What the exercise asks: Your answer should be a single number: the count of lines in the entries below that contain "applicable".

Items from an interface collection:
----
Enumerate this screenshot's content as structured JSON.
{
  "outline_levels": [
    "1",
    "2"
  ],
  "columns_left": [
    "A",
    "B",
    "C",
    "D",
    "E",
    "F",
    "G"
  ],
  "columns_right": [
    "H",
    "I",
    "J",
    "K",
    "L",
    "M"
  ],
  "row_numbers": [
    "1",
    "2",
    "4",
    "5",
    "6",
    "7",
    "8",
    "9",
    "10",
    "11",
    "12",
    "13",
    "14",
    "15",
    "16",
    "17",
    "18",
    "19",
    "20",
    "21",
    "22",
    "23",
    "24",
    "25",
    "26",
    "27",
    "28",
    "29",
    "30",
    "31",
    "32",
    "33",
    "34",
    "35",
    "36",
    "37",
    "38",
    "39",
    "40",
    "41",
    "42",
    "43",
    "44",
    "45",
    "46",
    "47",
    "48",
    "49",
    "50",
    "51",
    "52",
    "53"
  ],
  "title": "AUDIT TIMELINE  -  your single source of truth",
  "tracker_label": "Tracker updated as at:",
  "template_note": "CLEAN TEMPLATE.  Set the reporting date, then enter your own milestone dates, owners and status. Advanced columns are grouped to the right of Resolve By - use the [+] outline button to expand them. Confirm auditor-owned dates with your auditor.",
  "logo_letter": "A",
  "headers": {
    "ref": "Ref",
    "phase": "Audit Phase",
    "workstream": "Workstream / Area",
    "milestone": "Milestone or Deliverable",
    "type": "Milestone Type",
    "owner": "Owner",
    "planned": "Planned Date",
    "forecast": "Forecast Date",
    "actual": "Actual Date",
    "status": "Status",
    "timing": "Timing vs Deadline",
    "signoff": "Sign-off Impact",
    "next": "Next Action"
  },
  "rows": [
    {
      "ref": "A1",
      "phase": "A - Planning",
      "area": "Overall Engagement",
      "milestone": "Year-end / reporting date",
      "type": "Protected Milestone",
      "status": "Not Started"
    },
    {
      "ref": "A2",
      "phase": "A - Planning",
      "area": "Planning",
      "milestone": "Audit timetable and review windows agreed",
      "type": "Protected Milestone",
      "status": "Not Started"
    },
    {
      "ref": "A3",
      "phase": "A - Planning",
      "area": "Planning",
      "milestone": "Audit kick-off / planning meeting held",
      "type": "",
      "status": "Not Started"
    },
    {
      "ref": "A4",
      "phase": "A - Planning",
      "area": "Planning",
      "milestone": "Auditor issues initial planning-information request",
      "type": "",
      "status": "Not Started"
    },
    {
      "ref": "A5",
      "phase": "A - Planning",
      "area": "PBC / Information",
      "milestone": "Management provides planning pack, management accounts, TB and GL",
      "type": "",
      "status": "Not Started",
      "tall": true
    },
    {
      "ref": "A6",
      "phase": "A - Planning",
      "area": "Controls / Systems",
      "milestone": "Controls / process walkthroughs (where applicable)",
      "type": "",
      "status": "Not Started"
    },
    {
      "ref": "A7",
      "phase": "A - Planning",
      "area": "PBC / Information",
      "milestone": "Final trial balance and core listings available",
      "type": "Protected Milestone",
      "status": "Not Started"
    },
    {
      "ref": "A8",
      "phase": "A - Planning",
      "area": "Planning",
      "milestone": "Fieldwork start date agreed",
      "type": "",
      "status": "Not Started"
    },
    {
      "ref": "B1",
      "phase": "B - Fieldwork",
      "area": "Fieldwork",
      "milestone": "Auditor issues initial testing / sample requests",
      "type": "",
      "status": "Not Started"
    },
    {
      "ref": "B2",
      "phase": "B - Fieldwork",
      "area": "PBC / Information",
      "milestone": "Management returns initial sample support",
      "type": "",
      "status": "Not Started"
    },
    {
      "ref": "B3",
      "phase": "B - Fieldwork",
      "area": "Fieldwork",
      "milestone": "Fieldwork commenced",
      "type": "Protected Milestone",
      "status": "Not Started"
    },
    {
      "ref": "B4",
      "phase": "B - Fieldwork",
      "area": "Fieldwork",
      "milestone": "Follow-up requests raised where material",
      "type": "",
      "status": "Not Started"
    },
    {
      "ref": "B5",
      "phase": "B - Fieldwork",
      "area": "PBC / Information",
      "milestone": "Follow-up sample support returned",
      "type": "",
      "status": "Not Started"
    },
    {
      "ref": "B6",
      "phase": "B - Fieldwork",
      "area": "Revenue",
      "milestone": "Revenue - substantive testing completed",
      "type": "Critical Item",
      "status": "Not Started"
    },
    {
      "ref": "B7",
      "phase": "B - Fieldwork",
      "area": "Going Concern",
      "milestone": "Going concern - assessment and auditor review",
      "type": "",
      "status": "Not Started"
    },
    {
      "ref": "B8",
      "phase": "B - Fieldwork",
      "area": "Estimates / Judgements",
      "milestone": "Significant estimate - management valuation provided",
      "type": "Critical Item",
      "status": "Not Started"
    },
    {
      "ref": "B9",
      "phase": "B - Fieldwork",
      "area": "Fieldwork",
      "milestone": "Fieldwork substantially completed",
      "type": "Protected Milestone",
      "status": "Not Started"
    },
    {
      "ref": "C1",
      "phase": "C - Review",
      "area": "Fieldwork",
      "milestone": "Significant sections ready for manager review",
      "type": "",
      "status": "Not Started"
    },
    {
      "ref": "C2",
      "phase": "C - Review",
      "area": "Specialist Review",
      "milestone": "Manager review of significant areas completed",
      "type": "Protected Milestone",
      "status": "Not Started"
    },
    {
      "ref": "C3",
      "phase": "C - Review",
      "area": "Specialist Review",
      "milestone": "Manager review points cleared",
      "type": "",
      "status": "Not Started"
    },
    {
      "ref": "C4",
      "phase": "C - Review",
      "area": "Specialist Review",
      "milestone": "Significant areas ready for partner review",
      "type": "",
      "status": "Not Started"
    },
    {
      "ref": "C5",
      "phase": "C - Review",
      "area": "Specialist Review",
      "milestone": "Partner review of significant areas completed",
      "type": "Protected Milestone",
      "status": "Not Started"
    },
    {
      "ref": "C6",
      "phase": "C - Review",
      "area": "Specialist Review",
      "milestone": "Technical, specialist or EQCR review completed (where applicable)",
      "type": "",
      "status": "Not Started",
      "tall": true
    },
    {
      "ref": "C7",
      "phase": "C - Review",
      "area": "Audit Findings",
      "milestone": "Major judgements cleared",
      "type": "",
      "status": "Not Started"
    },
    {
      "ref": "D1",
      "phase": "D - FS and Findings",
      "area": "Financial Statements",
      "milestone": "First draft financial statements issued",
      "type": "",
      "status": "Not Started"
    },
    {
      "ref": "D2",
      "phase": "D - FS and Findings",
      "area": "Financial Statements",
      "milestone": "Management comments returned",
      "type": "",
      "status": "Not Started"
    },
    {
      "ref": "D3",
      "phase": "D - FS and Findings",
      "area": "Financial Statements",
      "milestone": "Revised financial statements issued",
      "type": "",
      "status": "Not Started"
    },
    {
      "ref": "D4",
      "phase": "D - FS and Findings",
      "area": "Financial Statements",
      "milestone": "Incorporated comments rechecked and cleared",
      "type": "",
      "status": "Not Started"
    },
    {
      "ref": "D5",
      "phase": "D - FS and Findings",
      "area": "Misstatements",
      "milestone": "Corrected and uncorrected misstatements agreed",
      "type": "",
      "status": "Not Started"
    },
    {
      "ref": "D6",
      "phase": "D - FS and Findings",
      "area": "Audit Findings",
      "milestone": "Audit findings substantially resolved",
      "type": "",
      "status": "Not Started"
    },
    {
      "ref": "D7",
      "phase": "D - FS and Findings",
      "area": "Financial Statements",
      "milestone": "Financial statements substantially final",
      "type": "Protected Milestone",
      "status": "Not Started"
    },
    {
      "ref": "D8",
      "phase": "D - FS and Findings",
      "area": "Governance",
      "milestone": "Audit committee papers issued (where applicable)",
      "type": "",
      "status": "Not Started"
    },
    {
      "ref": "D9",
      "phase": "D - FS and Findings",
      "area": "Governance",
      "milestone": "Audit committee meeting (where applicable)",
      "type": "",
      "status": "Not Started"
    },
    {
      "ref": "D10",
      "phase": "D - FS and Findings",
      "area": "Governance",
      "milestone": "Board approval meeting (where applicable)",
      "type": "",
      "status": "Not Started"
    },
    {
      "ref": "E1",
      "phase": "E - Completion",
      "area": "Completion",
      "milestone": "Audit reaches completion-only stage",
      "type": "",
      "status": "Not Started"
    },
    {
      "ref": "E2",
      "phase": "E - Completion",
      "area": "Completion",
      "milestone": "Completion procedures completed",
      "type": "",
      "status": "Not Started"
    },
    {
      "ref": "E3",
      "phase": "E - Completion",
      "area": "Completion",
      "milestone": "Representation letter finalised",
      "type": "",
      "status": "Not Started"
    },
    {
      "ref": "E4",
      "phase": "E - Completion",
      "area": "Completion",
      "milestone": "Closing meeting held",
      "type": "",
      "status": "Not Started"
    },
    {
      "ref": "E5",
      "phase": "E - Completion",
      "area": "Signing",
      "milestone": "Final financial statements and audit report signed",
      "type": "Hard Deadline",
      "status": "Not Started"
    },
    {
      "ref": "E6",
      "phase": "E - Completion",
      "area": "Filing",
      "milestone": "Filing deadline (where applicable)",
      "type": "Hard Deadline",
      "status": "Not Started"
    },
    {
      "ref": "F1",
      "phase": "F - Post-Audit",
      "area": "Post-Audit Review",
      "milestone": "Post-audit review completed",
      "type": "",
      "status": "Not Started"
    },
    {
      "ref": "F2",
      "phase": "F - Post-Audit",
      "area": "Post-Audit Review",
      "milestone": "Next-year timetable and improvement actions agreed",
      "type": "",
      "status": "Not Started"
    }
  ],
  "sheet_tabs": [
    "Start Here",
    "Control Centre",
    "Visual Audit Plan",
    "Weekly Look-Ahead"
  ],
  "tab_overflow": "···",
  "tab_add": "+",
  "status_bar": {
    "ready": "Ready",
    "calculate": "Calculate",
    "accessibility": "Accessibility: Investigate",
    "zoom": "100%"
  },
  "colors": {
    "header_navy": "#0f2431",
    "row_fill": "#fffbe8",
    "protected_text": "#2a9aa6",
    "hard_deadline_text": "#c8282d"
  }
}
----
Written answer: 6